*ASSIGNMENT*. Please retype the entries that follow exactly as they are, leaving the images behind.

*WORKING DATA*.
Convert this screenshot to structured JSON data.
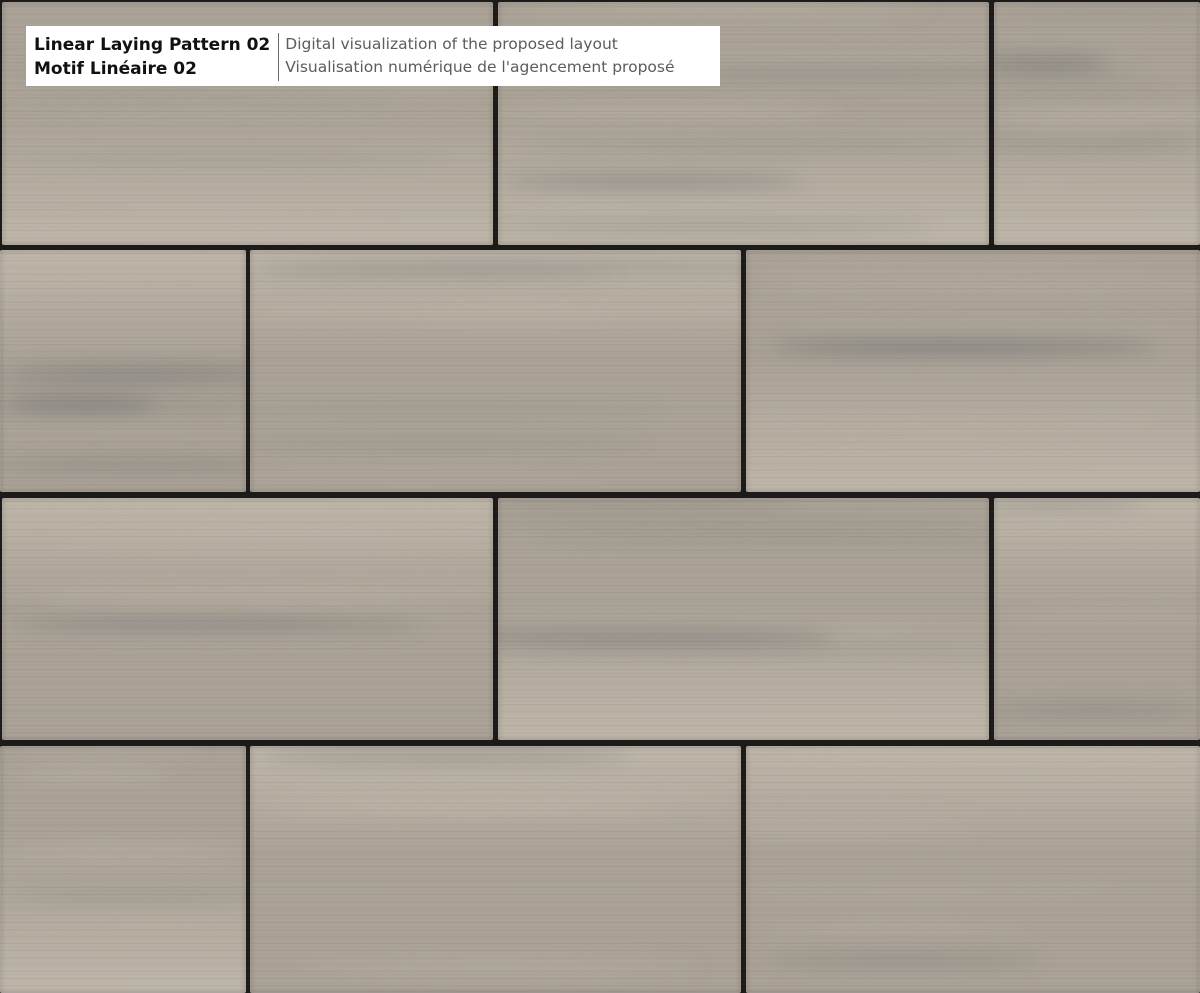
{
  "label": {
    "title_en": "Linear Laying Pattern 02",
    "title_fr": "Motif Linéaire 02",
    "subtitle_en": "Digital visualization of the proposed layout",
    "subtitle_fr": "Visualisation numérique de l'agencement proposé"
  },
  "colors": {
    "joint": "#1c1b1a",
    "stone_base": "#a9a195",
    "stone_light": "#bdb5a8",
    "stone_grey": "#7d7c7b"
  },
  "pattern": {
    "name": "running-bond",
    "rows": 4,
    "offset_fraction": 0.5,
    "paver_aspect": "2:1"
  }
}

*OUTPUT BELOW*.
Convert this screenshot to structured JSON data.
{
  "label": {
    "title_en": "Linear Laying Pattern 02",
    "title_fr": "Motif Linéaire 02",
    "subtitle_en": "Digital visualization of the proposed layout",
    "subtitle_fr": "Visualisation numérique de l'agencement proposé"
  },
  "colors": {
    "joint": "#1c1b1a",
    "stone_base": "#a9a195",
    "stone_light": "#bdb5a8",
    "stone_grey": "#7d7c7b"
  },
  "pattern": {
    "name": "running-bond",
    "rows": 4,
    "offset_fraction": 0.5,
    "paver_aspect": "2:1"
  }
}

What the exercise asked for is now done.